◆ **Data**
######

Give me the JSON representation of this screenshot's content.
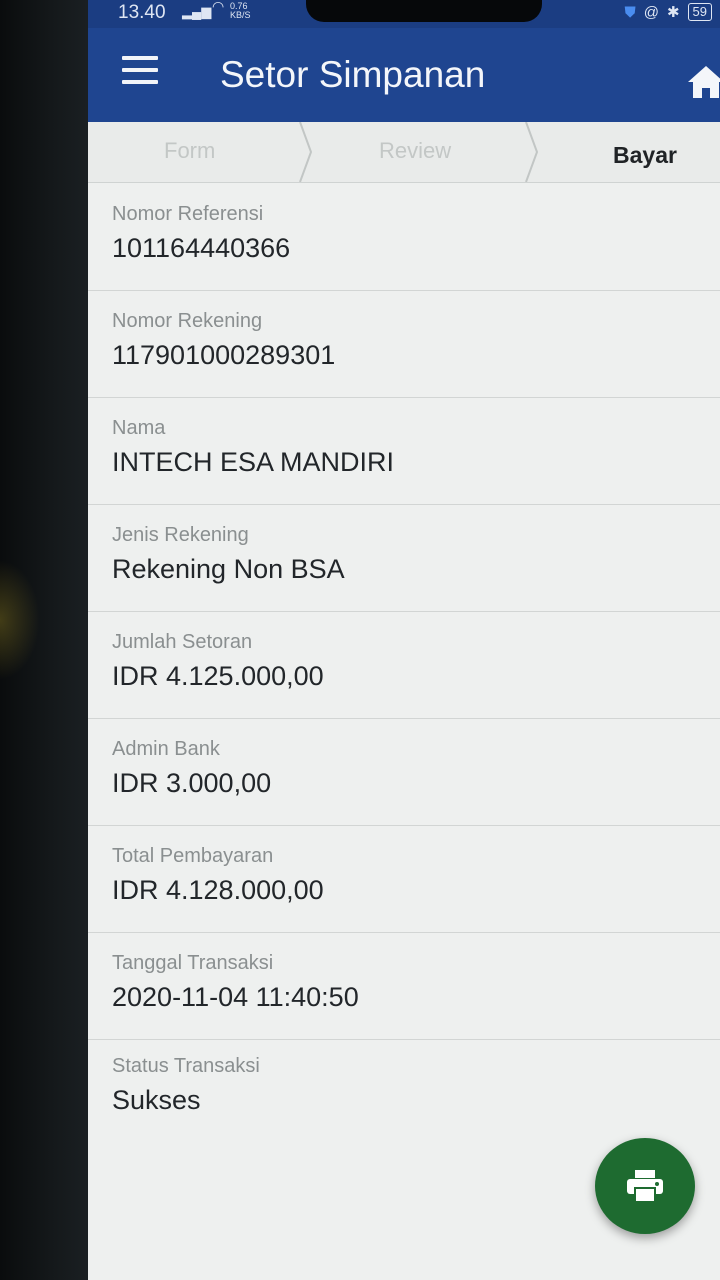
{
  "status_bar": {
    "time": "13.40",
    "speed": "0.76\nKB/S",
    "battery": "59"
  },
  "app_bar": {
    "title": "Setor Simpanan",
    "menu_icon": "hamburger-menu-icon",
    "home_icon": "home-icon"
  },
  "steps": [
    {
      "label": "Form",
      "state": "done"
    },
    {
      "label": "Review",
      "state": "done"
    },
    {
      "label": "Bayar",
      "state": "active"
    }
  ],
  "fields": [
    {
      "label": "Nomor Referensi",
      "value": "101164440366"
    },
    {
      "label": "Nomor Rekening",
      "value": "117901000289301"
    },
    {
      "label": "Nama",
      "value": "INTECH ESA MANDIRI"
    },
    {
      "label": "Jenis Rekening",
      "value": "Rekening Non BSA"
    },
    {
      "label": "Jumlah Setoran",
      "value": "IDR 4.125.000,00"
    },
    {
      "label": "Admin Bank",
      "value": "IDR 3.000,00"
    },
    {
      "label": "Total Pembayaran",
      "value": "IDR 4.128.000,00"
    },
    {
      "label": "Tanggal Transaksi",
      "value": "2020-11-04 11:40:50"
    },
    {
      "label": "Status Transaksi",
      "value": "Sukses"
    }
  ],
  "fab": {
    "icon": "print-icon"
  },
  "colors": {
    "app_bar": "#1f4590",
    "fab": "#1e6b30",
    "background": "#eef0ef"
  }
}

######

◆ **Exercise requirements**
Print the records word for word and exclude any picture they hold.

◆ **Response to this task**
Give me the JSON representation of this screenshot's content.
{
  "status_bar": {
    "time": "13.40",
    "speed": "0.76\nKB/S",
    "battery": "59"
  },
  "app_bar": {
    "title": "Setor Simpanan",
    "menu_icon": "hamburger-menu-icon",
    "home_icon": "home-icon"
  },
  "steps": [
    {
      "label": "Form",
      "state": "done"
    },
    {
      "label": "Review",
      "state": "done"
    },
    {
      "label": "Bayar",
      "state": "active"
    }
  ],
  "fields": [
    {
      "label": "Nomor Referensi",
      "value": "101164440366"
    },
    {
      "label": "Nomor Rekening",
      "value": "117901000289301"
    },
    {
      "label": "Nama",
      "value": "INTECH ESA MANDIRI"
    },
    {
      "label": "Jenis Rekening",
      "value": "Rekening Non BSA"
    },
    {
      "label": "Jumlah Setoran",
      "value": "IDR 4.125.000,00"
    },
    {
      "label": "Admin Bank",
      "value": "IDR 3.000,00"
    },
    {
      "label": "Total Pembayaran",
      "value": "IDR 4.128.000,00"
    },
    {
      "label": "Tanggal Transaksi",
      "value": "2020-11-04 11:40:50"
    },
    {
      "label": "Status Transaksi",
      "value": "Sukses"
    }
  ],
  "fab": {
    "icon": "print-icon"
  },
  "colors": {
    "app_bar": "#1f4590",
    "fab": "#1e6b30",
    "background": "#eef0ef"
  }
}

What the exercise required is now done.